_SUPPLIED DATA:_
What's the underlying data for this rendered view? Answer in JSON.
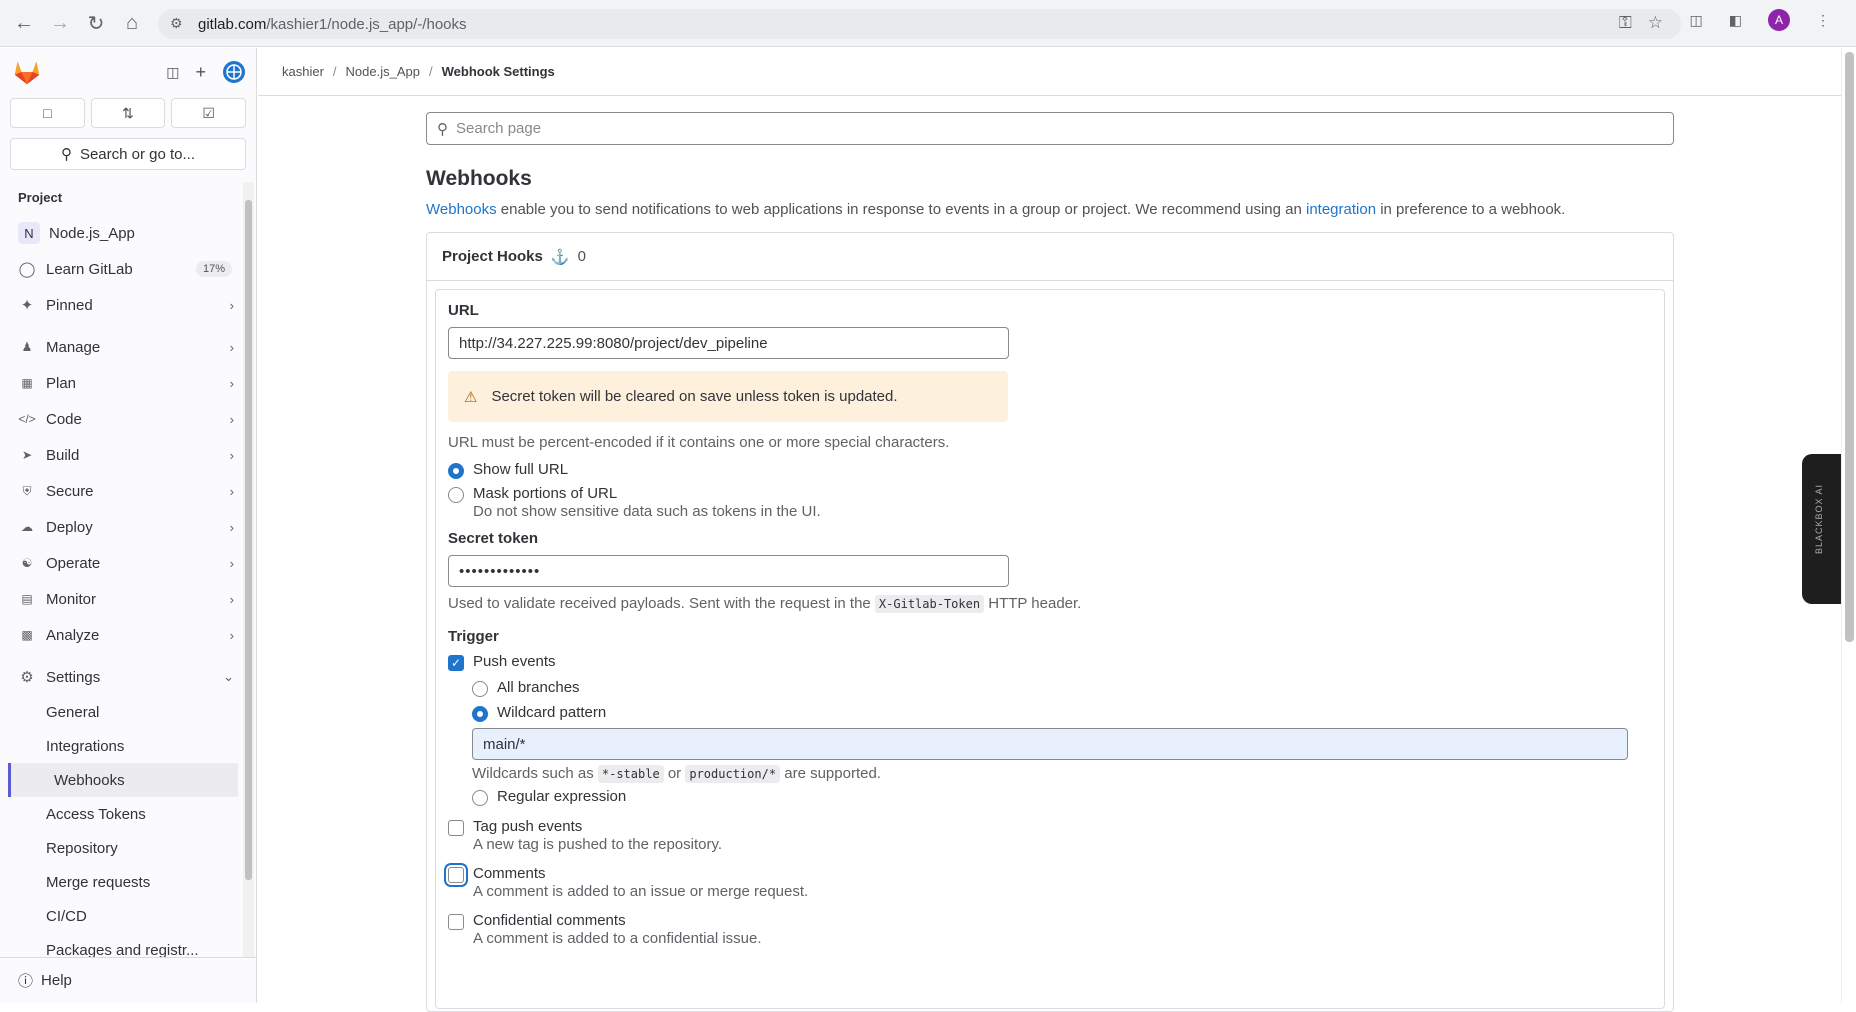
{
  "browser": {
    "url_host": "gitlab.com",
    "url_path": "/kashier1/node.js_app/-/hooks",
    "avatar_letter": "A"
  },
  "sidebar": {
    "search_label": "Search or go to...",
    "section_title": "Project",
    "project_initial": "N",
    "project_name": "Node.js_App",
    "learn_label": "Learn GitLab",
    "learn_badge": "17%",
    "pinned_label": "Pinned",
    "nav": [
      {
        "label": "Manage",
        "icon": "users-icon"
      },
      {
        "label": "Plan",
        "icon": "calendar-icon"
      },
      {
        "label": "Code",
        "icon": "code-icon"
      },
      {
        "label": "Build",
        "icon": "rocket-icon"
      },
      {
        "label": "Secure",
        "icon": "shield-icon"
      },
      {
        "label": "Deploy",
        "icon": "deploy-icon"
      },
      {
        "label": "Operate",
        "icon": "operate-icon"
      },
      {
        "label": "Monitor",
        "icon": "monitor-icon"
      },
      {
        "label": "Analyze",
        "icon": "chart-icon"
      }
    ],
    "settings_label": "Settings",
    "settings_items": [
      "General",
      "Integrations",
      "Webhooks",
      "Access Tokens",
      "Repository",
      "Merge requests",
      "CI/CD",
      "Packages and registr..."
    ],
    "help_label": "Help"
  },
  "breadcrumb": {
    "items": [
      "kashier",
      "Node.js_App"
    ],
    "current": "Webhook Settings"
  },
  "main": {
    "search_placeholder": "Search page",
    "title": "Webhooks",
    "desc_link1": "Webhooks",
    "desc_mid": " enable you to send notifications to web applications in response to events in a group or project. We recommend using an ",
    "desc_link2": "integration",
    "desc_end": " in preference to a webhook.",
    "hooks_title": "Project Hooks",
    "hooks_count": "0"
  },
  "form": {
    "url_label": "URL",
    "url_value": "http://34.227.225.99:8080/project/dev_pipeline",
    "alert_text": "Secret token will be cleared on save unless token is updated.",
    "url_help": "URL must be percent-encoded if it contains one or more special characters.",
    "show_full_url": "Show full URL",
    "mask_url": "Mask portions of URL",
    "mask_help": "Do not show sensitive data such as tokens in the UI.",
    "secret_label": "Secret token",
    "secret_value": "•••••••••••••",
    "secret_help_pre": "Used to validate received payloads. Sent with the request in the ",
    "secret_help_code": "X-Gitlab-Token",
    "secret_help_post": " HTTP header.",
    "trigger_label": "Trigger",
    "push_events": "Push events",
    "all_branches": "All branches",
    "wildcard_pattern": "Wildcard pattern",
    "wildcard_value": "main/*",
    "wild_help_pre": "Wildcards such as ",
    "wild_code1": "*-stable",
    "wild_help_mid": " or ",
    "wild_code2": "production/*",
    "wild_help_post": " are supported.",
    "regex": "Regular expression",
    "tag_push": "Tag push events",
    "tag_push_help": "A new tag is pushed to the repository.",
    "comments": "Comments",
    "comments_help": "A comment is added to an issue or merge request.",
    "conf_comments": "Confidential comments",
    "conf_comments_help": "A comment is added to a confidential issue."
  },
  "blackbox": "BLACKBOX AI"
}
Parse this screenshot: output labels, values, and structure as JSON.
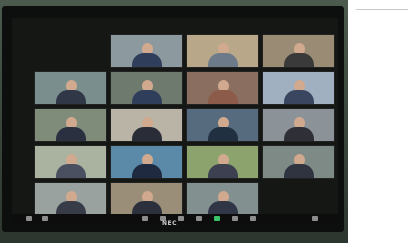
{
  "window": {
    "title": ""
  },
  "monitor": {
    "brand": "NEC"
  },
  "gallery": {
    "tiles": [
      {
        "label": "",
        "bg": "#8c9aa0",
        "shirt": "#2f3e5a"
      },
      {
        "label": "",
        "bg": "#b8a889",
        "shirt": "#6d7a8a"
      },
      {
        "label": "",
        "bg": "#9a8c74",
        "shirt": "#3a3a3a"
      },
      {
        "label": "",
        "bg": "#7a8e8e",
        "shirt": "#303848"
      },
      {
        "label": "",
        "bg": "#6f7a6e",
        "shirt": "#2f3e5a"
      },
      {
        "label": "",
        "bg": "#8a6f60",
        "shirt": "#8c5b4a"
      },
      {
        "label": "",
        "bg": "#a0b0c0",
        "shirt": "#3a4660"
      },
      {
        "label": "",
        "bg": "#7f8c7a",
        "shirt": "#2a3040"
      },
      {
        "label": "",
        "bg": "#b9b4a6",
        "shirt": "#2a2d38"
      },
      {
        "label": "",
        "bg": "#566c7e",
        "shirt": "#203040"
      },
      {
        "label": "",
        "bg": "#8b9398",
        "shirt": "#2f2f38"
      },
      {
        "label": "",
        "bg": "#a9b3a0",
        "shirt": "#4b5060"
      },
      {
        "label": "",
        "bg": "#5a8aa8",
        "shirt": "#1f2a40"
      },
      {
        "label": "",
        "bg": "#8da36e",
        "shirt": "#3c4050"
      },
      {
        "label": "",
        "bg": "#7e8a86",
        "shirt": "#2f3440"
      },
      {
        "label": "",
        "bg": "#9aa2a0",
        "shirt": "#383c48"
      },
      {
        "label": "",
        "bg": "#9a8e79",
        "shirt": "#2b303c"
      },
      {
        "label": "",
        "bg": "#829090",
        "shirt": "#303646"
      }
    ]
  },
  "colors": {
    "screen": "#151715",
    "bezel": "#0d0f0e",
    "active": "#39c46a"
  }
}
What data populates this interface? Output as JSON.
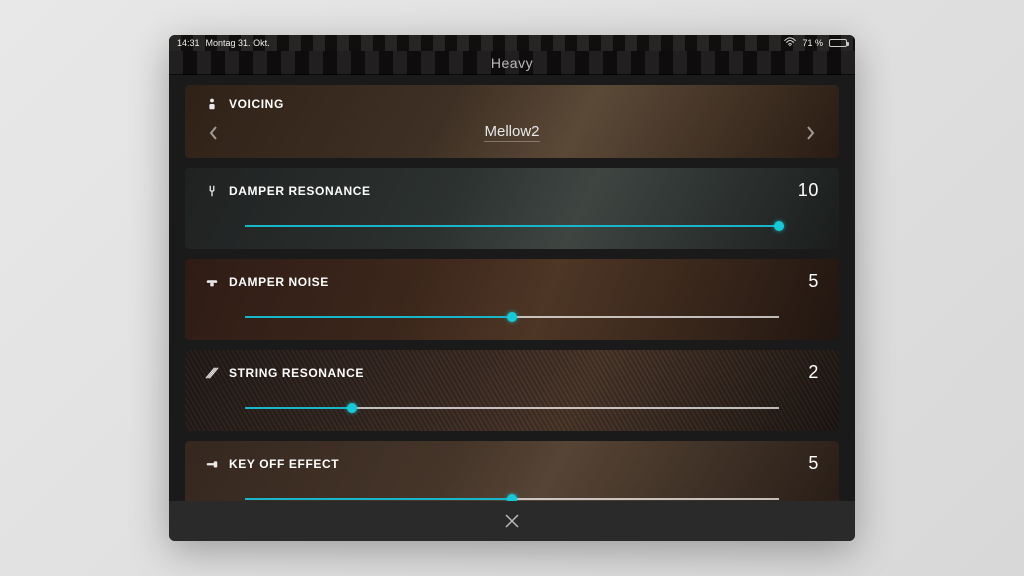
{
  "status": {
    "time": "14:31",
    "date": "Montag 31. Okt.",
    "battery_pct": "71 %"
  },
  "header": {
    "title": "Heavy"
  },
  "voicing": {
    "label": "VOICING",
    "preset": "Mellow2"
  },
  "sliders": [
    {
      "key": "damper_res",
      "label": "DAMPER RESONANCE",
      "value": 10,
      "max": 10,
      "icon": "tuning-fork"
    },
    {
      "key": "damper_noise",
      "label": "DAMPER NOISE",
      "value": 5,
      "max": 10,
      "icon": "damper"
    },
    {
      "key": "string_res",
      "label": "STRING RESONANCE",
      "value": 2,
      "max": 10,
      "icon": "strings"
    },
    {
      "key": "key_off",
      "label": "KEY OFF EFFECT",
      "value": 5,
      "max": 10,
      "icon": "key"
    }
  ],
  "colors": {
    "accent": "#17c9d6",
    "track": "rgba(255,255,255,0.7)"
  }
}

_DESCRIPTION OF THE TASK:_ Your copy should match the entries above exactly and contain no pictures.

_RESULT:_
What's the underlying data for this rendered view? Answer in JSON.
{
  "browser": {
    "url_host": "gitlab.com",
    "url_path": "/kashier1/node.js_app/-/hooks",
    "avatar_letter": "A"
  },
  "sidebar": {
    "search_label": "Search or go to...",
    "section_title": "Project",
    "project_initial": "N",
    "project_name": "Node.js_App",
    "learn_label": "Learn GitLab",
    "learn_badge": "17%",
    "pinned_label": "Pinned",
    "nav": [
      {
        "label": "Manage",
        "icon": "users-icon"
      },
      {
        "label": "Plan",
        "icon": "calendar-icon"
      },
      {
        "label": "Code",
        "icon": "code-icon"
      },
      {
        "label": "Build",
        "icon": "rocket-icon"
      },
      {
        "label": "Secure",
        "icon": "shield-icon"
      },
      {
        "label": "Deploy",
        "icon": "deploy-icon"
      },
      {
        "label": "Operate",
        "icon": "operate-icon"
      },
      {
        "label": "Monitor",
        "icon": "monitor-icon"
      },
      {
        "label": "Analyze",
        "icon": "chart-icon"
      }
    ],
    "settings_label": "Settings",
    "settings_items": [
      "General",
      "Integrations",
      "Webhooks",
      "Access Tokens",
      "Repository",
      "Merge requests",
      "CI/CD",
      "Packages and registr..."
    ],
    "help_label": "Help"
  },
  "breadcrumb": {
    "items": [
      "kashier",
      "Node.js_App"
    ],
    "current": "Webhook Settings"
  },
  "main": {
    "search_placeholder": "Search page",
    "title": "Webhooks",
    "desc_link1": "Webhooks",
    "desc_mid": " enable you to send notifications to web applications in response to events in a group or project. We recommend using an ",
    "desc_link2": "integration",
    "desc_end": " in preference to a webhook.",
    "hooks_title": "Project Hooks",
    "hooks_count": "0"
  },
  "form": {
    "url_label": "URL",
    "url_value": "http://34.227.225.99:8080/project/dev_pipeline",
    "alert_text": "Secret token will be cleared on save unless token is updated.",
    "url_help": "URL must be percent-encoded if it contains one or more special characters.",
    "show_full_url": "Show full URL",
    "mask_url": "Mask portions of URL",
    "mask_help": "Do not show sensitive data such as tokens in the UI.",
    "secret_label": "Secret token",
    "secret_value": "•••••••••••••",
    "secret_help_pre": "Used to validate received payloads. Sent with the request in the ",
    "secret_help_code": "X-Gitlab-Token",
    "secret_help_post": " HTTP header.",
    "trigger_label": "Trigger",
    "push_events": "Push events",
    "all_branches": "All branches",
    "wildcard_pattern": "Wildcard pattern",
    "wildcard_value": "main/*",
    "wild_help_pre": "Wildcards such as ",
    "wild_code1": "*-stable",
    "wild_help_mid": " or ",
    "wild_code2": "production/*",
    "wild_help_post": " are supported.",
    "regex": "Regular expression",
    "tag_push": "Tag push events",
    "tag_push_help": "A new tag is pushed to the repository.",
    "comments": "Comments",
    "comments_help": "A comment is added to an issue or merge request.",
    "conf_comments": "Confidential comments",
    "conf_comments_help": "A comment is added to a confidential issue."
  },
  "blackbox": "BLACKBOX AI"
}
Parse this screenshot: output labels, values, and structure as JSON.
{
  "window": {
    "title": ""
  },
  "monitor": {
    "brand": "NEC"
  },
  "gallery": {
    "tiles": [
      {
        "label": "",
        "bg": "#8c9aa0",
        "shirt": "#2f3e5a"
      },
      {
        "label": "",
        "bg": "#b8a889",
        "shirt": "#6d7a8a"
      },
      {
        "label": "",
        "bg": "#9a8c74",
        "shirt": "#3a3a3a"
      },
      {
        "label": "",
        "bg": "#7a8e8e",
        "shirt": "#303848"
      },
      {
        "label": "",
        "bg": "#6f7a6e",
        "shirt": "#2f3e5a"
      },
      {
        "label": "",
        "bg": "#8a6f60",
        "shirt": "#8c5b4a"
      },
      {
        "label": "",
        "bg": "#a0b0c0",
        "shirt": "#3a4660"
      },
      {
        "label": "",
        "bg": "#7f8c7a",
        "shirt": "#2a3040"
      },
      {
        "label": "",
        "bg": "#b9b4a6",
        "shirt": "#2a2d38"
      },
      {
        "label": "",
        "bg": "#566c7e",
        "shirt": "#203040"
      },
      {
        "label": "",
        "bg": "#8b9398",
        "shirt": "#2f2f38"
      },
      {
        "label": "",
        "bg": "#a9b3a0",
        "shirt": "#4b5060"
      },
      {
        "label": "",
        "bg": "#5a8aa8",
        "shirt": "#1f2a40"
      },
      {
        "label": "",
        "bg": "#8da36e",
        "shirt": "#3c4050"
      },
      {
        "label": "",
        "bg": "#7e8a86",
        "shirt": "#2f3440"
      },
      {
        "label": "",
        "bg": "#9aa2a0",
        "shirt": "#383c48"
      },
      {
        "label": "",
        "bg": "#9a8e79",
        "shirt": "#2b303c"
      },
      {
        "label": "",
        "bg": "#829090",
        "shirt": "#303646"
      }
    ]
  },
  "colors": {
    "screen": "#151715",
    "bezel": "#0d0f0e",
    "active": "#39c46a"
  }
}
What data populates this interface? Output as JSON.
{
  "status": {
    "time": "14:31",
    "date": "Montag 31. Okt.",
    "battery_pct": "71 %"
  },
  "header": {
    "title": "Heavy"
  },
  "voicing": {
    "label": "VOICING",
    "preset": "Mellow2"
  },
  "sliders": [
    {
      "key": "damper_res",
      "label": "DAMPER RESONANCE",
      "value": 10,
      "max": 10,
      "icon": "tuning-fork"
    },
    {
      "key": "damper_noise",
      "label": "DAMPER NOISE",
      "value": 5,
      "max": 10,
      "icon": "damper"
    },
    {
      "key": "string_res",
      "label": "STRING RESONANCE",
      "value": 2,
      "max": 10,
      "icon": "strings"
    },
    {
      "key": "key_off",
      "label": "KEY OFF EFFECT",
      "value": 5,
      "max": 10,
      "icon": "key"
    }
  ],
  "colors": {
    "accent": "#17c9d6",
    "track": "rgba(255,255,255,0.7)"
  }
}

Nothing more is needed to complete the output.